According to Uma Adhikari, President of Rural Women's Development Center, Nepalese women are discriminated upon when it comes to political participation and their votes are being taken for granted. At the grassroots level of village development committees' elections women constituted only 8% of the total membership. Women belonging to backward classes and ethnic minorities have even less representation -- amounting to only 1.2%. In this 1997 speech of Ms. Adhikari she gave several recommendations to change this situation. BACK TO TOP

Women in Politics in Nepal: Their socioeconomic, health, legal and political constraints
Studies carried out by domestic as also external research organizations prove that women representation in the political decision-making process is low in Nepal, be it an autocratic or democratic polity. Apart from political order, there are various socioeconomic and cultural elements responsible for such a disheartening phenomenon. The study makes an attempt, with the limitations of the primary sources of information, to explore the general socioeconomic, health, legal and political problems of women politicians in the kingdom. The study report also identifies the general socioeconomic constraints, as considered by the respondents, that have created hurdles on their participation in the political process in Nepal. It also makes recommendations to meet these problems.

To get a copy write to:
Center for Consolidation of Democracy at GPO Box 979, Kathmandu, Nepal or contact them at these phone numbers:
Tel Phone 977-1-242508
Fax 977-1-242148

Women Participation in Politics at local level – A study of Kathmandu Metropolitan City
The study was carried out in Kathmandu Metropolitan City. The main objective of the study was to evaluate the role of elected women ward representatives in politics at local level. Local women ward representatives were interviewed and asked about their political roles as ward representatives, their commitments, kind of support from family, issues of social problems faced by women and their views on legal provision, provision of reservation for women, seats for the women, women role in politics are included in the study report.

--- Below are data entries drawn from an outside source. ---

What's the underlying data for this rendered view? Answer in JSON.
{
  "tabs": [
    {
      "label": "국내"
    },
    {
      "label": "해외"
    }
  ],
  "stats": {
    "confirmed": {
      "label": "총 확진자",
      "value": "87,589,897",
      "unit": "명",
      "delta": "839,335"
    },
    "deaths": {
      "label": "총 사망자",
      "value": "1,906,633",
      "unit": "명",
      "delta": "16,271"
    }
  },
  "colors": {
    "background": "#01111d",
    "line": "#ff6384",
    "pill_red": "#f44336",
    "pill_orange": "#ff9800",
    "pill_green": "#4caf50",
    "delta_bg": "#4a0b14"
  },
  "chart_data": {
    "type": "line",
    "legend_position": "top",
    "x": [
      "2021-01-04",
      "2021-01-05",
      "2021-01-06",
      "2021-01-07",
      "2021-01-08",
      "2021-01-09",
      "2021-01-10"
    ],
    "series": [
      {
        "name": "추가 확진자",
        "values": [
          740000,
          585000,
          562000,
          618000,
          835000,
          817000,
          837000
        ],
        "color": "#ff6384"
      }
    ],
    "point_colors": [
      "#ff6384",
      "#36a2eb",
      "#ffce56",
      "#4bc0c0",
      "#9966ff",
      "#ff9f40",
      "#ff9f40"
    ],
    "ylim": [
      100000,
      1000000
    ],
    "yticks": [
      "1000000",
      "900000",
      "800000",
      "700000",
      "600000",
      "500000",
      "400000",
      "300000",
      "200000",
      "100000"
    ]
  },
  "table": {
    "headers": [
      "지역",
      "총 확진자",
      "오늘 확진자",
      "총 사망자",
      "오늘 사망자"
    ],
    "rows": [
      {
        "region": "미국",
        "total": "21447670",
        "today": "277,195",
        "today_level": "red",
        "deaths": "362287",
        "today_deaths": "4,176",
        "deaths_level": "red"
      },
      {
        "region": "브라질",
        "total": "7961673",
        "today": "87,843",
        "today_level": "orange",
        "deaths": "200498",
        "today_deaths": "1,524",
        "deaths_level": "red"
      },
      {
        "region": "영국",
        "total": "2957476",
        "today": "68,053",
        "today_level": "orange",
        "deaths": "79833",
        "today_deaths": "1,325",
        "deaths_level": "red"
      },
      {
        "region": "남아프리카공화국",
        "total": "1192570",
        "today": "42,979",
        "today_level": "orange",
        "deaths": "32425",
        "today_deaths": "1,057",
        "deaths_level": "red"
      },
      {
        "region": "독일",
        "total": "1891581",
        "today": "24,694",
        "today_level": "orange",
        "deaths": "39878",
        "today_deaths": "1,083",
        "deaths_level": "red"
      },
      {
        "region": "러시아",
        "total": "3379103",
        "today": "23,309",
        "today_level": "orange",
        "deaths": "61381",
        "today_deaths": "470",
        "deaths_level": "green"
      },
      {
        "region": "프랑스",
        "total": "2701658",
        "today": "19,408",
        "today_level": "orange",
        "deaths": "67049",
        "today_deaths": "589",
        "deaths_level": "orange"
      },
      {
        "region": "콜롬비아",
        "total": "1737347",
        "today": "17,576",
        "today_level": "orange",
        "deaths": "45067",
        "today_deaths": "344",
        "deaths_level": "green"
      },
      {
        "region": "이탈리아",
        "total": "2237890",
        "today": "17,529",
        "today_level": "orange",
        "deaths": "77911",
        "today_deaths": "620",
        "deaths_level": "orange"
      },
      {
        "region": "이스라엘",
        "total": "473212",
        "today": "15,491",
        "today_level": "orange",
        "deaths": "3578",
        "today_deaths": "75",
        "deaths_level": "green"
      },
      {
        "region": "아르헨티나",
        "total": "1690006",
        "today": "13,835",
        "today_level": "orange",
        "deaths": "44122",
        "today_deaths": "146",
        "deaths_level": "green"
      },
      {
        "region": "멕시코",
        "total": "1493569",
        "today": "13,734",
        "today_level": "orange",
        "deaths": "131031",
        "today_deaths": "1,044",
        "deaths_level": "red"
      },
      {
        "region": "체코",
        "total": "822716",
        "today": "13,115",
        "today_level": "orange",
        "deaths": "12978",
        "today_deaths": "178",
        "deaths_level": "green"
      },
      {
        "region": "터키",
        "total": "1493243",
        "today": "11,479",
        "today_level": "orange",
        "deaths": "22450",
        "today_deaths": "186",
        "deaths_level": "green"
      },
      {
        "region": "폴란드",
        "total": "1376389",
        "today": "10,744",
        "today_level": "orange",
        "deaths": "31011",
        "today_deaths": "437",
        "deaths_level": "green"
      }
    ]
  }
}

For a copy of the study write to Documentation and Resource Center for Women's Studies (drcws@chsc.wlink.com.np)

A Case Study of PCRW Program: Personal Empowerment for Women
Institute for Integrated Development Studies (IIDS) carried out a case study of a village in Tanahu where the Ministry of Local Development/Women Development Division is implementing the Production Credit for Rural Women (PCRW) program. The case study, entitled Women Change, Whose Reality? The Intra-household Dynamics of PCRW Program in Gunadi Village, covers one of these districts, Tanahu, which also enjoys the distinction of being the first district to implement the program. The case study explored to implement the program on the livelihood system of the women members and its contribution towards the empowerment process of women at the individual level in a village called Gunadi. It looked different perspectives, namely economic, social and political.

To have a copy of the case study, contact:
Institute for Integrated Development Studies (IIDS)
PO Box 2254, Purano Baneshore, Kathmandu, Nepal
Tel. Phone: 977-1-478930/477019
Fax: 977-1-470831
Email: info@iids.wlink.com.np